Every year, Los Altos students are invited to enter the historical essay contest pioneered in 1984 by then-Historical Commissioner Margaret Thompson. Entries on the topic selected for that year are due in early March. Winners in each grade level will receive a small cash prize, and will be recognized at an ice cream social held at the museum prior to a City Council meeting, where they will receive a commendation from the City of Los Altos. In addition, the school with the most winners receives the Margaret Thompson 25th Anniversary trophy to display in the school's library. Teachers encouraging their students to enter may also receive a special thank you gift. Open to all 3rd-6th graders who live in Los Altos – public, private and home-schooled.
A past essay contest winner shares how it changed her life:
“I remember being really excited about the topic for the annual Margaret Thompson historical essay contest in the fourth grade. We were instructed to write about a family legacy. I knew immediately that I wanted to write about my great-great-grandmother, who organized aid for Mexican immigrants working on the railroad in Wichita, Kansas. The essay topic helped me learn the importance of history on a personal level, which I later took with me to other history classes.
“I was completely surprised when I won first place for my essay. I'd never won anything before, ever. Looking back, it seems like a small deal, but that win boosted my nine-year-old self's confidence tremendously. My academics improved greatly during the course of my fourth grade experience, and education has been a priority in my life since then.
“History is an important but overlooked subject, and Ms. Thompson's essay contest gives Los Altos students the opportunity to think critically about the importance of history in their lives and communities. I never had the privilege of (meeting) Ms. Thompson, but I have still been affected by her…legacy.”

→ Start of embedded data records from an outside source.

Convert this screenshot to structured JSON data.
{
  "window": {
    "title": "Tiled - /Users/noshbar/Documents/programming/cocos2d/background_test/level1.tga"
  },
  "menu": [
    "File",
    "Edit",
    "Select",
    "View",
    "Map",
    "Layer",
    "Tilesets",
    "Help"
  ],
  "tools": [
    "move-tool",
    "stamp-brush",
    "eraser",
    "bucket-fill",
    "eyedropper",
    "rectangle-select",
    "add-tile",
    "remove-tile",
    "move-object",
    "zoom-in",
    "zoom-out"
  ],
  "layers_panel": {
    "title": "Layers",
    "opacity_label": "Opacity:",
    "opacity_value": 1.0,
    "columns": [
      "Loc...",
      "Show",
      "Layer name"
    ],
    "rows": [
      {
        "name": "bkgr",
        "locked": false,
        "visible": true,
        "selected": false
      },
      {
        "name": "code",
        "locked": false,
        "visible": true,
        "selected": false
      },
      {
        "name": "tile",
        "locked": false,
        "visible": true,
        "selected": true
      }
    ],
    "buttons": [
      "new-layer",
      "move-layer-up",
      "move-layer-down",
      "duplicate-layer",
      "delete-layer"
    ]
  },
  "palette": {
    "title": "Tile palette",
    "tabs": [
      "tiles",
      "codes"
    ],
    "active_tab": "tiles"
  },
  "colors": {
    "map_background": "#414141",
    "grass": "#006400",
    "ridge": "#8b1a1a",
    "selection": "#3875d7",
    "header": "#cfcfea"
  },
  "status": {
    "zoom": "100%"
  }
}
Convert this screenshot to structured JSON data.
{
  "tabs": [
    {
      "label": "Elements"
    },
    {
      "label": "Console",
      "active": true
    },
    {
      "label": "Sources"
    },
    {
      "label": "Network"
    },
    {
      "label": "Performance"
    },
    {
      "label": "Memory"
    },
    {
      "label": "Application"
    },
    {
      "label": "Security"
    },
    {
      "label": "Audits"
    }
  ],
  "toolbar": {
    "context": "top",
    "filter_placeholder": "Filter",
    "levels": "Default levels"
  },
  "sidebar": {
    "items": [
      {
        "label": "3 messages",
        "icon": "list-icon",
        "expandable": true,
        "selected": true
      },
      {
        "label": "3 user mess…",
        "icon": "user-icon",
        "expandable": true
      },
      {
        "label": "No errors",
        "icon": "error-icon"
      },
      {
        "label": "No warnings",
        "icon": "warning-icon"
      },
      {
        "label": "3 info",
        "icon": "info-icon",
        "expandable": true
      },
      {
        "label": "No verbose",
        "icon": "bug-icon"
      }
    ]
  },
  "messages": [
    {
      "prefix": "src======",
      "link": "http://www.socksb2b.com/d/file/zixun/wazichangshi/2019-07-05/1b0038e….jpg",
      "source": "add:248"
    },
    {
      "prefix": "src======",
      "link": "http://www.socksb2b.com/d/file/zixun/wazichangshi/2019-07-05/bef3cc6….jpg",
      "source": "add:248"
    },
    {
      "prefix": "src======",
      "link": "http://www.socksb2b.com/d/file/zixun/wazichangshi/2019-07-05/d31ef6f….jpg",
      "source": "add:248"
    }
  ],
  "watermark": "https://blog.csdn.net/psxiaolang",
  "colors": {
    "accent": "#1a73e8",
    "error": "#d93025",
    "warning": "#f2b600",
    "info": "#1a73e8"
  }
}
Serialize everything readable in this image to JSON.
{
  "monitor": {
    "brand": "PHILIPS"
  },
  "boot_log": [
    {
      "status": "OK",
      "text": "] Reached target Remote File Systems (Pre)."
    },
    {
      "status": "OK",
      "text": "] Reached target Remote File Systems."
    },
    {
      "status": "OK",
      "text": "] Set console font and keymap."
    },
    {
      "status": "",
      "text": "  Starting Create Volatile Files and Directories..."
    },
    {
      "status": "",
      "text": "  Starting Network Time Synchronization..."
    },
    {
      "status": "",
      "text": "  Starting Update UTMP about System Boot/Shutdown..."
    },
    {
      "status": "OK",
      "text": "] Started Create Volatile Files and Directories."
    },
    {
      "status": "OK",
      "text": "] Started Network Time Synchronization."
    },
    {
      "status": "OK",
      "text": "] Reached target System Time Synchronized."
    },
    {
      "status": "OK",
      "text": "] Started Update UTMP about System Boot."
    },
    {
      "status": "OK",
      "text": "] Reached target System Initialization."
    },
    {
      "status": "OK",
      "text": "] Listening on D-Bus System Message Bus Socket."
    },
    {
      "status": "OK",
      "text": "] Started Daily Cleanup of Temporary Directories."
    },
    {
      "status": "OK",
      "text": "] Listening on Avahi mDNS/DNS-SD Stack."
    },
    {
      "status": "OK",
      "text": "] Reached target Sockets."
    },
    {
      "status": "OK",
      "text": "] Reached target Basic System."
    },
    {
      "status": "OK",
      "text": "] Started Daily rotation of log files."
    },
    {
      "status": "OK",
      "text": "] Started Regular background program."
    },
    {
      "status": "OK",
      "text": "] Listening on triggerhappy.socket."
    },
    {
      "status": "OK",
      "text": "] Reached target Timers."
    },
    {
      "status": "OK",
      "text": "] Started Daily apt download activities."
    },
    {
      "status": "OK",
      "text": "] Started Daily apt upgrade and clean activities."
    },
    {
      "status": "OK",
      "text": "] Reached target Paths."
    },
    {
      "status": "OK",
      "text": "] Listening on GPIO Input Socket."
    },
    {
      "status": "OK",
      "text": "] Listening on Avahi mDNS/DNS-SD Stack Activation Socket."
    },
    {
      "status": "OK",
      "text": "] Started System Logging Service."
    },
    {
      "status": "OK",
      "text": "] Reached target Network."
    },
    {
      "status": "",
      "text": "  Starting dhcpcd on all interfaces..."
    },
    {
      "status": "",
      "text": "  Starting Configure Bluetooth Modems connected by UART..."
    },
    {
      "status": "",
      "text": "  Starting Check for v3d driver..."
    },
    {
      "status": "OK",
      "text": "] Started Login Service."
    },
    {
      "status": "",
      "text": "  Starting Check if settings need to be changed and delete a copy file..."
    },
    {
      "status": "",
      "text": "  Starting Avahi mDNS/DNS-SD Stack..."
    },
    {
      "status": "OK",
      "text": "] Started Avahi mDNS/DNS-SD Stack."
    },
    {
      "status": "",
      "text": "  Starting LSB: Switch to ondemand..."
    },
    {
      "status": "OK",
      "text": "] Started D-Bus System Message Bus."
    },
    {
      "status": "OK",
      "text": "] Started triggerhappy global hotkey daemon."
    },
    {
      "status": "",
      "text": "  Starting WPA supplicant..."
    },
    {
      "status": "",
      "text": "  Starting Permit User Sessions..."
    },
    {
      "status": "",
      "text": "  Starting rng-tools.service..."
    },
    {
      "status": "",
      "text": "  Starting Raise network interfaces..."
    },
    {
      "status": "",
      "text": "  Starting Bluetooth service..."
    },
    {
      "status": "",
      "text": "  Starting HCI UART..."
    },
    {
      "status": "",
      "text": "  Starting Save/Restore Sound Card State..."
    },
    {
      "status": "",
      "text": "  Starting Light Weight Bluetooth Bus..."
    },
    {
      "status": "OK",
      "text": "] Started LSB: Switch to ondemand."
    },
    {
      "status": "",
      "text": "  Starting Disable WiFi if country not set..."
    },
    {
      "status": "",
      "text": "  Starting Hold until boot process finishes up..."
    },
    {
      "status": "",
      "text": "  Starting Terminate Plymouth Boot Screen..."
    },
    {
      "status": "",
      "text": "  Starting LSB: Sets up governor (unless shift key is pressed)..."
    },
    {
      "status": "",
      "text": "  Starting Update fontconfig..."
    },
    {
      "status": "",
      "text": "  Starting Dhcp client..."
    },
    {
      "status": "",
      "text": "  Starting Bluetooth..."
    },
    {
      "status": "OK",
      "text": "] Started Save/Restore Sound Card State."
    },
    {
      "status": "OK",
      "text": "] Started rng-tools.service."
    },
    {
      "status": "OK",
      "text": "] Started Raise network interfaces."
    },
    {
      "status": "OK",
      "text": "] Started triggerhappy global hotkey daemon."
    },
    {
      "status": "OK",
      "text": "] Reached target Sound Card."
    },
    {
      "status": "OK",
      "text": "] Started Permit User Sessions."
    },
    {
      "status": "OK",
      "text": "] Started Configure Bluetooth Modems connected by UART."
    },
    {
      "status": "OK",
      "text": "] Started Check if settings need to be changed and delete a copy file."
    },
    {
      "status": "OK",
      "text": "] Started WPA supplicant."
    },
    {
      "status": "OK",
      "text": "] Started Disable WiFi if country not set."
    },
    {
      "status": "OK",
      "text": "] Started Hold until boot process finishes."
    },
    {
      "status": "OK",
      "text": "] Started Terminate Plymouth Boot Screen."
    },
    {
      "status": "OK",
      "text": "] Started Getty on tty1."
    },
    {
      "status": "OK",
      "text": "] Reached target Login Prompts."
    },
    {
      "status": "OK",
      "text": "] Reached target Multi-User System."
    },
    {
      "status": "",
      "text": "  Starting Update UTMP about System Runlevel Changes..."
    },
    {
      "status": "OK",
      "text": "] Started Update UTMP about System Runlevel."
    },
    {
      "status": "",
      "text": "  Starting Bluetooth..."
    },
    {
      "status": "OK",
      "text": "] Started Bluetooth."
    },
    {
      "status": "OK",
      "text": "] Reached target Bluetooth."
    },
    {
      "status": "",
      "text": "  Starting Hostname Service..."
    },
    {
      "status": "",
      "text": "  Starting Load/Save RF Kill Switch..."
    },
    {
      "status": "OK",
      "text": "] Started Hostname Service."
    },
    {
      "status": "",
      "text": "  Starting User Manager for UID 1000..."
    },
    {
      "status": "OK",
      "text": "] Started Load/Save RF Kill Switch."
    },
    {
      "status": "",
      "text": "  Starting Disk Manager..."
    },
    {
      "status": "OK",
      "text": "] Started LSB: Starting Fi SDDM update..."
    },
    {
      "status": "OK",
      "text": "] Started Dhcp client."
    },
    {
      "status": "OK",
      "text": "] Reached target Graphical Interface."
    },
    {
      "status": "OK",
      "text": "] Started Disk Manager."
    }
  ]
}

- Jill W., Loyola School alumna (later at Stanford), Spring 2009